Activity:
What is the number of lines in the following data that contain "icon"? Answer with the number alone.

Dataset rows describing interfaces
- Opening Delimiter -
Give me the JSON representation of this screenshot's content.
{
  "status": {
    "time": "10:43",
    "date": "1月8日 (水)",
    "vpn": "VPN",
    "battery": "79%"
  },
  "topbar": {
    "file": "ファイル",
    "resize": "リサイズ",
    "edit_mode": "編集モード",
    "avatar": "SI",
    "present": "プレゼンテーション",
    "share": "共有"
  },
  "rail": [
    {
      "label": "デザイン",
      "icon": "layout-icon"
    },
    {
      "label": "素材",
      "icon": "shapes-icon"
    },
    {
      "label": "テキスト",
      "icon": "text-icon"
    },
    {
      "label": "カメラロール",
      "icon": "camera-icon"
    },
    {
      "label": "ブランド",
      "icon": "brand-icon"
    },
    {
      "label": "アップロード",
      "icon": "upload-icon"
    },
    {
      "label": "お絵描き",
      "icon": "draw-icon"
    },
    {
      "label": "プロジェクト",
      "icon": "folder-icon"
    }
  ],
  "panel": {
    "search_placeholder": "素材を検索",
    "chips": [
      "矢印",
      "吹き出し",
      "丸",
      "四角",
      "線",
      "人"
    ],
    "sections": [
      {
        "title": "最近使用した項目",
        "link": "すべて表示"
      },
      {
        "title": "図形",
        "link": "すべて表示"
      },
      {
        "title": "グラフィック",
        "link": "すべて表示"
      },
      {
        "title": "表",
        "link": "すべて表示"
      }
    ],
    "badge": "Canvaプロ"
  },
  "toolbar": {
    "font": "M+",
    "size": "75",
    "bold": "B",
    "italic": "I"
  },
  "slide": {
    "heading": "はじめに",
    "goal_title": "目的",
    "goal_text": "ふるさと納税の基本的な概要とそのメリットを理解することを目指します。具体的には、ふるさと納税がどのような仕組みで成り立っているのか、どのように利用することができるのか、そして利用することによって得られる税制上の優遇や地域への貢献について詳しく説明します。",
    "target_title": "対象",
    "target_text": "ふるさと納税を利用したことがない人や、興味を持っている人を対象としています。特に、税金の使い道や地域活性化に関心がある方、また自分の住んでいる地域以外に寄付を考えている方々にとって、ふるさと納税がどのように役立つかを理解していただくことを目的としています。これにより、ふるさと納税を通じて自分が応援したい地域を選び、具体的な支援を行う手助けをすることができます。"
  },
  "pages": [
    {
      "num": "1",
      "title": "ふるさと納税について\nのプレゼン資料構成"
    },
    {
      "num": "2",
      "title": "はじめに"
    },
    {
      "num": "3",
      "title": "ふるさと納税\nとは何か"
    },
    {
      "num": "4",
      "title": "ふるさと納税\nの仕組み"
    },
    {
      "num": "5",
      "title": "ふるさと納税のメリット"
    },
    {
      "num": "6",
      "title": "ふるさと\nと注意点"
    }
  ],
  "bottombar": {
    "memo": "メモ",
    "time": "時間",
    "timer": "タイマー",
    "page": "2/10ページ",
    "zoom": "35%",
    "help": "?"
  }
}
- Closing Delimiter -
Your solution:
8